    The key here is subverting the reader’s expectations by presenting insightful information in a new way. Challenge the reader’s thinking with an inventive or funny comparison, and you can pique his interest to read the rest of your post.
  • Begin at the Ending
    Not only did a major cruise line increase brand awareness by 28%, but it also booked more than 500 new passengers last quarter. How did this happen?
    Her mouse hovered over the Confirm Purchase button. We were about to find out if we’d reached the right customer at the right time, or the right one a little too late.

    Instead of building suspense like a typical post, skip to the most important part of the story. Beginning with the end is a nice way of telling a results-oriented reader that getting through this story will be worth it. Start at the climax, and you throw your reader right into the crux of the post, and entice her to find out how she got there.
  • Unexpected Humor
    “In the beginning the universe was created. This has made a lot of people very angry and been widely regarded as a bad move.” –Douglas Adams

    While this isn’t the easiest approach, beginning with a surprise joke is a great way to approach a topic in a more lateral, creative way. Using unexpected humor suggests to the reader that what you wrote isn’t the same old tired discussion of a familiar topic, and he’ll be more likely to read the entire post.

3. Hated Practices that Actually Work

  • Make a General Statement about Life
    When in the course of human events, it becomes necessary for one people to dissolve the political bands which have connected them with another, and to assume among the powers of the earth, the separate and equal station to which the Laws of Nature and of Nature’s God entitle them…

    As much as your high school English teacher taught you not to begin with general statements to reach a universal reader, Thomas Jefferson used this approach in the Declaration of Independence. The lesson from this is that general statements CAN work, but they need to be gorgeously written and avoid cliché.
  • Beat Up the Straw Man
    After 45 minutes on hold with the cable company, I realized definitively that customer service meant nothing to them. Here are eight ways customers know a company doesn’t value them.

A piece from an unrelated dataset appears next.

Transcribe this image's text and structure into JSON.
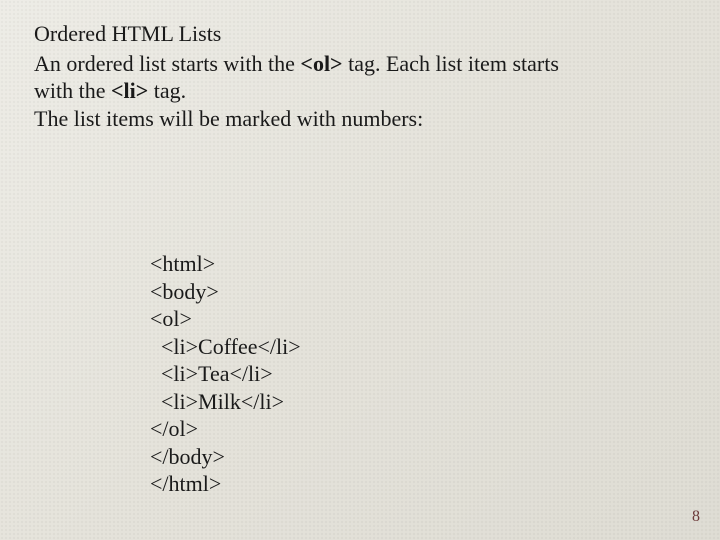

    Beating up a straw man is not a sophisticated way to win over a reader, but if you choose a universally scorned evil like cable companies, telemarketers, or the NSA, the reader will often so identify with your criticism that blinding hate will overshadow the reader’s reason. Before he sees through your ploy, he’s already reading your post. Sneaky, but effective.
  • Refer to a Recent Popular Post Written by Someone More Important.
    As Nate Silver pointed out in the latest fivethirtyeight post…

    Consider this the less-elegant version of beginning a post with a quote from someone famous. Here you ride the buzz of a public figure’s recent statements or arguments to introduce your own thoughts on the subject. It’s crucial that the statements you’re referring to are widely known and familiar to your audience.
  • Jump Right In (Because Artistry Is for Sissies and Nonprofits).Shoppers are buying something this summer, and the right digital solution can make sure you’re the one selling it to them. Here’s how it works.

    Let’s face it—sometimes your reader wants you to get to the point as fast as possible. This is when a direct opening is your best move. It also gives you more space in the post to discuss the subject at hand, since you’re not spending more than a sentence opening the post.

 

A Clever Opening Is Just the Beginning

So how do you choose the opening strategy that’s right for you? Know your subject matter cold. The better you’ve outlined your idea, the easier it will be to tailor one of these opening strategies to fit your post. More importantly, remember that your brilliant blog post is only one part of a larger content strategy.

How will you boost your brand exposure and help your company lead the online conversation? What technology and best practices will you use to target the right content at the right audiences? We’d love to hear your answers to these questions in the comments section below—and if you need help, we’re ready to partner with you toward a smarter content strategy.